* WHAT THE EXERCISE ASKS *
Locate each line in the records containing "image". Copy it.

* Data records for software interfaces *

■ ■ ■ ■ ■ ■ ■

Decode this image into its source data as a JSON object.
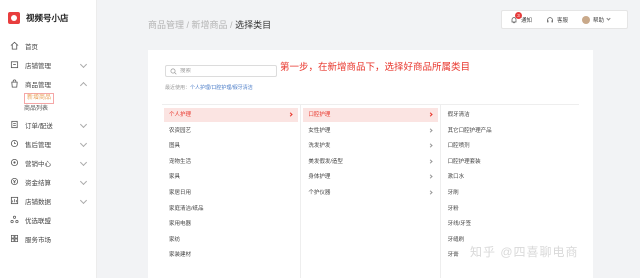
{
  "app": {
    "title": "视频号小店"
  },
  "sidebar": {
    "items": [
      {
        "label": "首页",
        "icon": "home-icon"
      },
      {
        "label": "店铺管理",
        "icon": "store-icon",
        "chevron": "down"
      },
      {
        "label": "商品管理",
        "icon": "bag-icon",
        "chevron": "up",
        "children": [
          {
            "label": "新增商品",
            "active": true
          },
          {
            "label": "商品列表"
          }
        ]
      },
      {
        "label": "订单/配送",
        "icon": "order-icon",
        "chevron": "down"
      },
      {
        "label": "售后管理",
        "icon": "after-sale-icon",
        "chevron": "down"
      },
      {
        "label": "营销中心",
        "icon": "marketing-icon",
        "chevron": "down"
      },
      {
        "label": "资金结算",
        "icon": "funds-icon",
        "chevron": "down"
      },
      {
        "label": "店铺数据",
        "icon": "data-icon",
        "chevron": "down"
      },
      {
        "label": "优选联盟",
        "icon": "alliance-icon"
      },
      {
        "label": "服务市场",
        "icon": "market-icon"
      }
    ]
  },
  "breadcrumb": {
    "part1": "商品管理",
    "sep": " / ",
    "part2": "新增商品",
    "current": "选择类目"
  },
  "topbar": {
    "notify_label": "通知",
    "notify_badge": "3",
    "user_label": "客服",
    "help_label": "帮助"
  },
  "annotation": "第一步，在新增商品下，选择好商品所属类目",
  "search": {
    "placeholder": "搜索"
  },
  "recent": {
    "label": "最近使用：",
    "path": "个人护理/口腔护理/假牙清洁"
  },
  "columns": [
    {
      "items": [
        {
          "label": "个人护理",
          "selected": true,
          "arrow": true
        },
        {
          "label": "农资园艺"
        },
        {
          "label": "图具"
        },
        {
          "label": "宠物生活"
        },
        {
          "label": "家具"
        },
        {
          "label": "家居日用"
        },
        {
          "label": "家庭清洁/纸品"
        },
        {
          "label": "家用电器"
        },
        {
          "label": "家纺"
        },
        {
          "label": "家装建材"
        }
      ]
    },
    {
      "items": [
        {
          "label": "口腔护理",
          "selected": true,
          "arrow": true
        },
        {
          "label": "女性护理",
          "arrow": true
        },
        {
          "label": "洗发护发",
          "arrow": true
        },
        {
          "label": "美发假发/造型",
          "arrow": true
        },
        {
          "label": "身体护理",
          "arrow": true
        },
        {
          "label": "个护仪器",
          "arrow": true
        }
      ]
    },
    {
      "items": [
        {
          "label": "假牙清洁"
        },
        {
          "label": "其它口腔护理产品"
        },
        {
          "label": "口腔喷剂"
        },
        {
          "label": "口腔护理套装"
        },
        {
          "label": "漱口水"
        },
        {
          "label": "牙刷"
        },
        {
          "label": "牙粉"
        },
        {
          "label": "牙线/牙签"
        },
        {
          "label": "牙缝刷"
        },
        {
          "label": "牙膏"
        }
      ]
    }
  ],
  "watermark": "知乎 @四喜聊电商",
  "colors": {
    "accent": "#e8362c",
    "selected_bg": "#fbe4e2",
    "link": "#4a7cc7",
    "background": "#f2f3f5"
  }
}
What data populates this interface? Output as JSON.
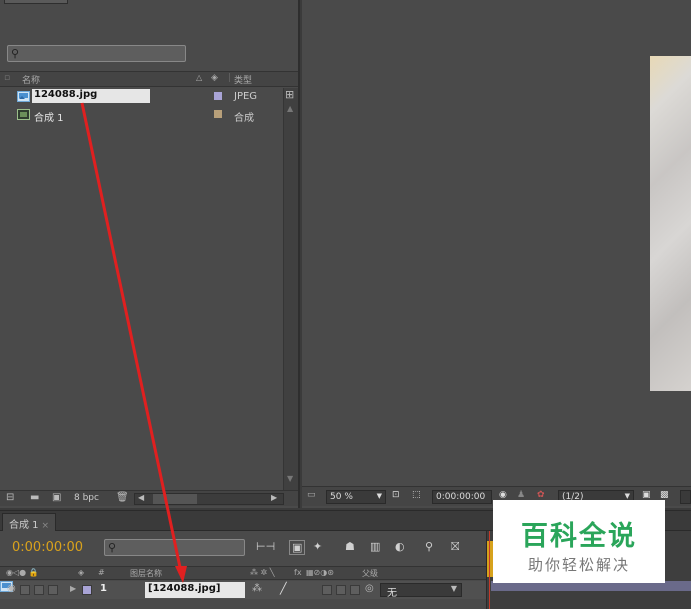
{
  "project": {
    "search_placeholder": "",
    "columns": {
      "name": "名称",
      "type": "类型"
    },
    "items": [
      {
        "name": "124088.jpg",
        "type": "JPEG",
        "swatch": "#a9a4d6",
        "icon": "image-file-icon"
      },
      {
        "name": "合成 1",
        "type": "合成",
        "swatch": "#b8a07a",
        "icon": "composition-icon"
      }
    ],
    "footer": {
      "bpc": "8 bpc"
    }
  },
  "viewer": {
    "zoom": "50 %",
    "timecode": "0:00:00:00",
    "resolution": "(1/2)"
  },
  "timeline": {
    "tab_label": "合成 1",
    "timecode": "0:00:00:00",
    "search_placeholder": "",
    "header": {
      "num": "#",
      "layer_name": "图层名称",
      "fx": "fx",
      "parent": "父级"
    },
    "layer": {
      "index": "1",
      "name": "[124088.jpg]",
      "parent": "无",
      "label_color": "#a9a4d6"
    }
  },
  "watermark": {
    "title": "百科全说",
    "subtitle": "助你轻松解决"
  },
  "colors": {
    "timecode": "#d9a21c",
    "arrow": "#e02020",
    "watermark_green": "#2aa55a"
  }
}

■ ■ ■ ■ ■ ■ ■

* RESPONSE TO THE EXERCISE *
Decode this image into its source data as a JSON object.
        "icon": "image-file-icon"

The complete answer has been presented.